Sales of new cars plunged to levels not seen since 1959 in February as coronavirus lockdowns continued to ravage Britain’s automotive industry.
Just 51,312 new cars were registered last month according to data from the Society of Motor Manufacturers and Traders (SMMT) – a 35.5pc decline that equated to 28,282 fewer cars than in February last year.
February is traditionally a quiet month for the car industry as it comes ahead of the new registration plate in March.
Motorists keen to have the latest car on their drives mean March is normally the busiest time for dealers, accounting for a fifth of all new vehicle sales each year.
However, with January lockdowns forcing showrooms to shut and dealers going online to make sales, demand has collapsed.
According to the SMMT, closures and weaker consumer confidence related to the pandemic have cost the industry £23bn in lost sales over the past year.
Mike Hawes, SMMT chief executive, called February’s performance “deeply disappointing but expected”.
He added: “More concerning is that closures have stifled dealers’ preparations for March with the expectation that this will now be a third successive dismal ‘new plate month’.
“Although we have a pathway out of restrictions with rapid vaccine rollout, and proven experience in operating click and collect, it is essential that showrooms reopen as soon as possible so the industry can start to build back.”
Demand for environmentally-friendly cars continued to rise in February, with battery-electric vehicles (BEVs) and plug-in hybrids (PHEVs) taking a combined 13pc market share, up from 5.7pc a year ago.

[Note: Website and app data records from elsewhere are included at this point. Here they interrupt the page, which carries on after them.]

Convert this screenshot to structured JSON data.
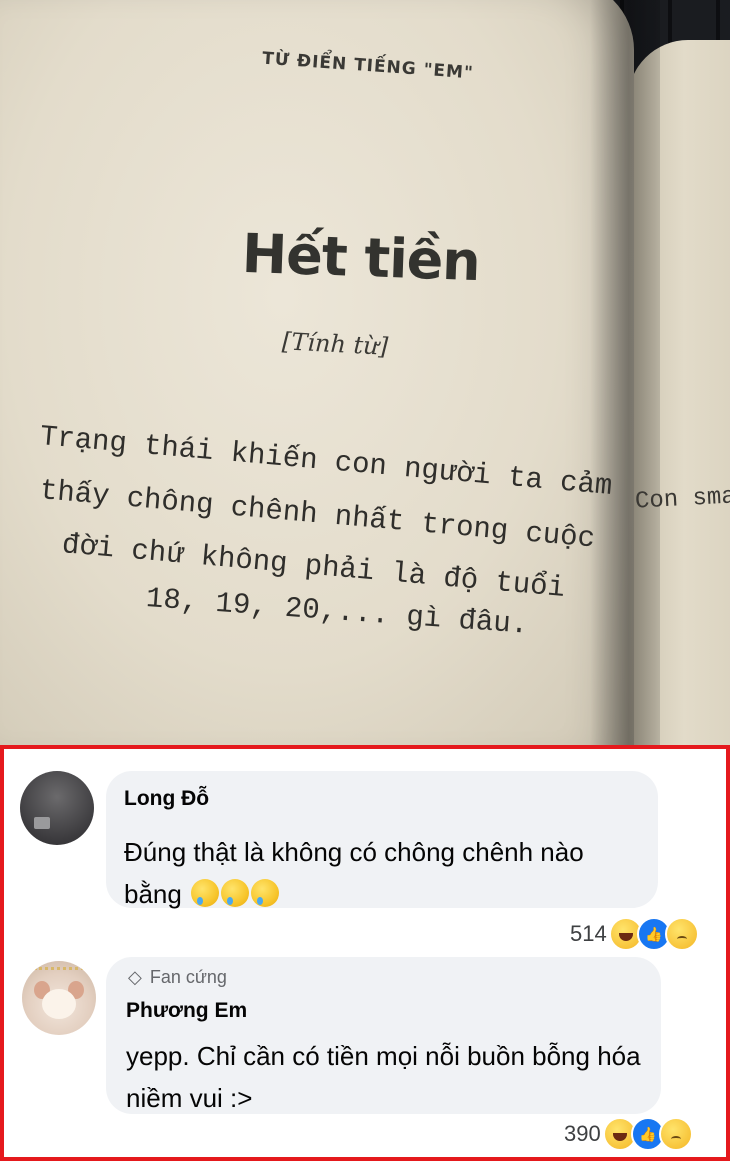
{
  "photo": {
    "header": "TỪ ĐIỂN TIẾNG \"EM\"",
    "title": "Hết tiền",
    "part_of_speech": "[Tính từ]",
    "definition_lines": [
      "Trạng thái khiến con người ta cảm",
      "thấy chông chênh nhất trong cuộc",
      "đời chứ không phải là độ tuổi",
      "18, 19, 20,...  gì đâu."
    ],
    "right_page_text": "Con sma"
  },
  "comments": [
    {
      "author": "Long Đỗ",
      "text": "Đúng thật là không có chông chênh nào bằng",
      "emojis": [
        "crying-face",
        "crying-face",
        "crying-face"
      ],
      "reaction_count": "514",
      "reactions": [
        "haha",
        "like",
        "sad"
      ]
    },
    {
      "badge": "Fan cứng",
      "author": "Phương Em",
      "text": "yepp. Chỉ cần có tiền mọi nỗi buồn bỗng hóa niềm vui :>",
      "reaction_count": "390",
      "reactions": [
        "haha",
        "like",
        "sad"
      ]
    }
  ],
  "colors": {
    "highlight_border": "#e5191d",
    "bubble": "#f0f2f5",
    "like_blue": "#1877f2"
  }
}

BEV uptake increased by 40.2pc to 3,516, and PHEVs by 52.1pc to 3,131.
Demand for diesel continued its decline since the 2015 emissions scandal. Just 13.2pc of cars sold last month had diesel engines, a drop of 61pc on a year ago. Five years ago they commanded half of the market.
Petrol cars had 52.1pc market share in February, down from 60.6pc in the same month last year.